TASK STATEMENT:
The lines that make up this material should each be returned exactly.

WORKING DATA:
---

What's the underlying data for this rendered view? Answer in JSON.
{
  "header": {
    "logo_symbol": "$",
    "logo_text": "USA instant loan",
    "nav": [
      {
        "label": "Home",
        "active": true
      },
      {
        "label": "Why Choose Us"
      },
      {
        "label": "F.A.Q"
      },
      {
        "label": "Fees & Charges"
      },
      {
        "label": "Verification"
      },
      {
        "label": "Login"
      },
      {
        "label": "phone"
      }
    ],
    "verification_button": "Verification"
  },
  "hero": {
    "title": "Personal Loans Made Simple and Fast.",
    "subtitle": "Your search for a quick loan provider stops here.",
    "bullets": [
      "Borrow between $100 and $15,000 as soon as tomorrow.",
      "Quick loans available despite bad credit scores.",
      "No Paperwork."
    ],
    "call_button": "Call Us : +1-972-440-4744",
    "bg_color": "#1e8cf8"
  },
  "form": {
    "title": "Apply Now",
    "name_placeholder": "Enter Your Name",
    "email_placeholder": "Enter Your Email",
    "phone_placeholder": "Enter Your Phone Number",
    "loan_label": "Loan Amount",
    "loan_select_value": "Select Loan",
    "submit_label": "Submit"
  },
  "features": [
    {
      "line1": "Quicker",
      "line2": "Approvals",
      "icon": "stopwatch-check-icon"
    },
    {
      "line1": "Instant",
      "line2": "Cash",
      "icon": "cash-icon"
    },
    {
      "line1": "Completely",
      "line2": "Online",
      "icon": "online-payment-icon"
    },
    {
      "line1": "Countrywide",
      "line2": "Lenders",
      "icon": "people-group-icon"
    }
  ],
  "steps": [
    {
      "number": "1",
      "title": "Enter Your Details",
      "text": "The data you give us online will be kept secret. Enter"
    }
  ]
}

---

COMPLETED EXERCISE:
What's the underlying data for this rendered view? Answer in JSON.
{
  "header": {
    "logo_symbol": "$",
    "logo_text": "USA instant loan",
    "nav": [
      {
        "label": "Home",
        "active": true
      },
      {
        "label": "Why Choose Us"
      },
      {
        "label": "F.A.Q"
      },
      {
        "label": "Fees & Charges"
      },
      {
        "label": "Verification"
      },
      {
        "label": "Login"
      },
      {
        "label": "phone"
      }
    ],
    "verification_button": "Verification"
  },
  "hero": {
    "title": "Personal Loans Made Simple and Fast.",
    "subtitle": "Your search for a quick loan provider stops here.",
    "bullets": [
      "Borrow between $100 and $15,000 as soon as tomorrow.",
      "Quick loans available despite bad credit scores.",
      "No Paperwork."
    ],
    "call_button": "Call Us : +1-972-440-4744",
    "bg_color": "#1e8cf8"
  },
  "form": {
    "title": "Apply Now",
    "name_placeholder": "Enter Your Name",
    "email_placeholder": "Enter Your Email",
    "phone_placeholder": "Enter Your Phone Number",
    "loan_label": "Loan Amount",
    "loan_select_value": "Select Loan",
    "submit_label": "Submit"
  },
  "features": [
    {
      "line1": "Quicker",
      "line2": "Approvals",
      "icon": "stopwatch-check-icon"
    },
    {
      "line1": "Instant",
      "line2": "Cash",
      "icon": "cash-icon"
    },
    {
      "line1": "Completely",
      "line2": "Online",
      "icon": "online-payment-icon"
    },
    {
      "line1": "Countrywide",
      "line2": "Lenders",
      "icon": "people-group-icon"
    }
  ],
  "steps": [
    {
      "number": "1",
      "title": "Enter Your Details",
      "text": "The data you give us online will be kept secret. Enter"
    }
  ]
}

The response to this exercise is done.